While each platform is slightly different in terms of other services that are offered, the app offers some very cool features such as the ability to download songs from iTunes, listen to 30-second samples of related tracks, basic information about artists and a list of their releases. Recently, Shazam hooked up with Facebook to offer “Shazam Friends”, a feature that allows a user to send real-time song feeds to their friends on Facebook. The app also allows a user to post their song tags on Twitter. Most recently, Shazam LyricPlay lets users see lyrics synced with music, creating instant karaoke opportunities, if one is so inclined. And for those advertisers who want to take advantage of this worldwide audience, Shazam allows advertizing on the iPhone through the “Listening Screen Takeover” feature.
Along with all the information that Shazam provides with each identified song, this push into the social aspects of music foreshadows what can be expected from the app when it sets its sights on TV, which it has already started to do by working with NBC Universal and MTV. Both shows and commercials will have content in the Shazam database, providing users who activate the app more information or select deals, creating a tangential, interactive experience on their mobile devices.

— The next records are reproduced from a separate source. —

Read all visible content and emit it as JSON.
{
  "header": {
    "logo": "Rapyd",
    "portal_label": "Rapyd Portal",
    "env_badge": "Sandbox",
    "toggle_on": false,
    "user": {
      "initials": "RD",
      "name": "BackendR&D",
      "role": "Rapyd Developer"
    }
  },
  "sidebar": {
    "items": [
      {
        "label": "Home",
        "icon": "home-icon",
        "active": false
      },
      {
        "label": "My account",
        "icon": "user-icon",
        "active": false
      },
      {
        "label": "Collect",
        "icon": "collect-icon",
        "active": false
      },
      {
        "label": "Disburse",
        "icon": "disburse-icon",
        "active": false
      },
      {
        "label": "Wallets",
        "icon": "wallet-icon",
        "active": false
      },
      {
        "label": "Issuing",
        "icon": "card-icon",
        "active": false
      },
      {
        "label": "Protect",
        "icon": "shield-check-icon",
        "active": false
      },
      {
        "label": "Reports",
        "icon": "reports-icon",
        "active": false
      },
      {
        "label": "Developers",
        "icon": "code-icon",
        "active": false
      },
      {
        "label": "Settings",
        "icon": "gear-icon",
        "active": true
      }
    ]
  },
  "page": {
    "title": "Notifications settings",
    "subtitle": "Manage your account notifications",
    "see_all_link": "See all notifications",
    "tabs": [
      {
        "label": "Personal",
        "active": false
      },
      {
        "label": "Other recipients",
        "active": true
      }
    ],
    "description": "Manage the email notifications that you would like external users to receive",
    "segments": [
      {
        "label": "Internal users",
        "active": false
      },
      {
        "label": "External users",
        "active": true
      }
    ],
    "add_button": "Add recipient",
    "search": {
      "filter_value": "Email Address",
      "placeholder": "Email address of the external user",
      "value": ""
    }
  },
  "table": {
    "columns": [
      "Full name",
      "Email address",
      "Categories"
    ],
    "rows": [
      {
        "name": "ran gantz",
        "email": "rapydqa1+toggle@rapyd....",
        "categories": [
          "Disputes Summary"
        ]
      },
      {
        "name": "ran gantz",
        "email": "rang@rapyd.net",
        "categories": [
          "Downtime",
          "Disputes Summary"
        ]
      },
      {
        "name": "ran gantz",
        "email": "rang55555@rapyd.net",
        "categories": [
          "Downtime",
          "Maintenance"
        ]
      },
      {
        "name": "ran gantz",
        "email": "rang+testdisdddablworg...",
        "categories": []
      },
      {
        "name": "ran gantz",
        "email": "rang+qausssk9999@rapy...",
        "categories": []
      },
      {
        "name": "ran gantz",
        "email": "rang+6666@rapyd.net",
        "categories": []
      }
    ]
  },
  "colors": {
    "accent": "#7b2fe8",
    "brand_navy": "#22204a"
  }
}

Now Shazam doesn’t have a corner on listening to what you’re watching. The company IntoNow provides some very similar features, and just a few months after its release it was quickly purchased by Yahoo. Undoubtedly, other startups will ultimately try to move into this space, but by striking deals with TV networks, Shazam is establishing itself as a primary player much the way Netflix has.
With all these features, Shazam is quickly becoming more than just an app. That is what has made it magical and will continue to do so. Because it functions by responding to the environment, it allows users to interact with their surroundings, especially with its social functions. Shazam fits squarely within an emerging trend of apps that are location sensitive, such as the Shadow Cities app we recently featured.
In the bigger picture, Shazam’s “second screen” approach to music and TV is reminiscent of the new video game project that Nintendo researchers unveiled at E3 this year, currently dubbed Wii U. The new controller for the Wii U is basically a hybridized game controller and tablet that will allow players a second view into games, such as an alternative bird’s eye view, a close up targeting system, or even an avatar’s inventory. So both approaches involve providing secondary handheld windows into main screen entertainment. As a trend, this is exciting for users because it adds greater dimensionality to their experience, whether by bridging in more information or by connecting to more social functions. From a producer or developer point of view, creating content for two screens that integrates together and makes a richer experience will be challenging but the possibilities are limitless.
The future is bright for Shazam, which expects to have 250 million users in two years. By expanding into TV and adding rich features to enhance entertainment, Shazam has the potential to become a household name. But seeing is believing, so download the app and try it out. You may be able to finally figure out who is singing that song that’s driving you crazy.